In the absence of express agreement to that effect between the parties, or a demonstration that a customer list has the several attributes of a trade secret, courts, without more, should not enjoin an ex-employee from engaging in fair and open competition with his former employer. The limiting effects upon the former employee with respect to his ability to earn a living are marked and obvious. (Cf. Purchasing Assoc. v. Weitz, 13 N.Y.2d 267, 272; Paramount Pad Co. v. Baumrind, 4 N.Y.2d 393.) Moreover, the issuance of the permanent injunction in the present case has an untoward consequence. By discharging Cream plaintiffs obtained greater protection than they would have had under their agreement with him, if he had terminated the employment. It was observed earlier that the 1965 employment agreement provided that Cream would not solicit plaintiffs' customers for one year following his termination of the employment. This provision suggests that the parties considered Cream's role as a future competitor, and, more important, were satisfied to provide protection for only one year.

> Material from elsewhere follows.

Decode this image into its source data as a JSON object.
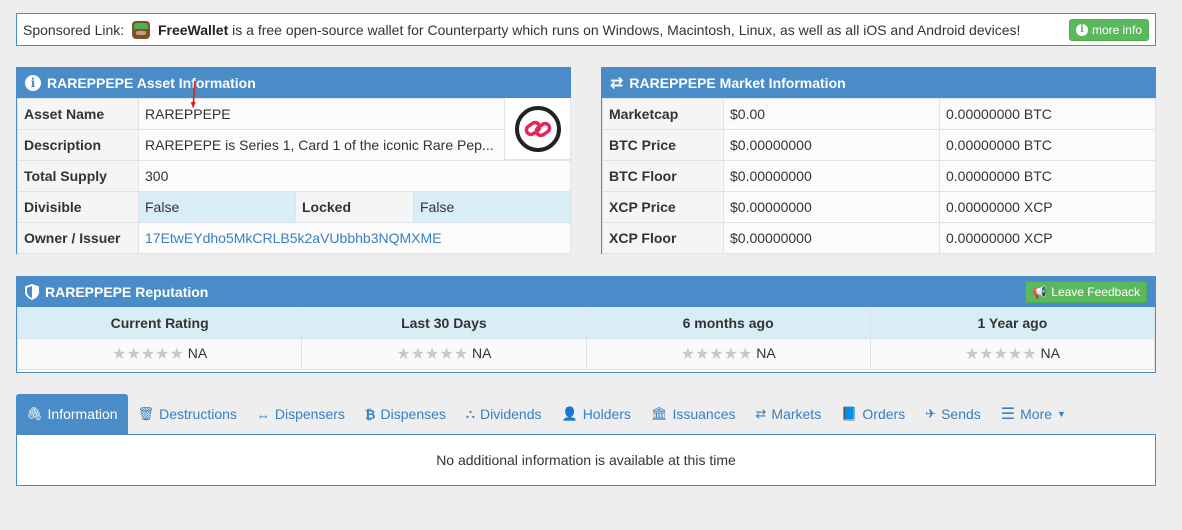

In concluding, it may be stated expressly what was earlier implied, namely, that if defendants had been shown to have appropriated by copying, studied memory, or by some other manner which does not now come to mind, the detailed information in the customer files there would be a case quite different from this. The record shows no such appropriation with respect to a single customer, let alone many customers to an extent barring reliance on casual memory. Instead, it shows that defendants solicited 47 of the 1,100 customers submitted on a list prepared by plaintiffs from its confidential files. The point is that in the circumstances described names of customers alone involved no trade secret and there was no wrongful conduct by defendants. If trade secrets there were, they consisted of the data in the carefully secured and segregated files.
Accordingly, the judgment appealed from should be reversed and the complaint dismissed, with costs in all courts.
Chief Judge FULD and Judges BURKE, SCILEPPI, BERGAN, JASEN and GIBSON concur.
Judgment reversed, etc.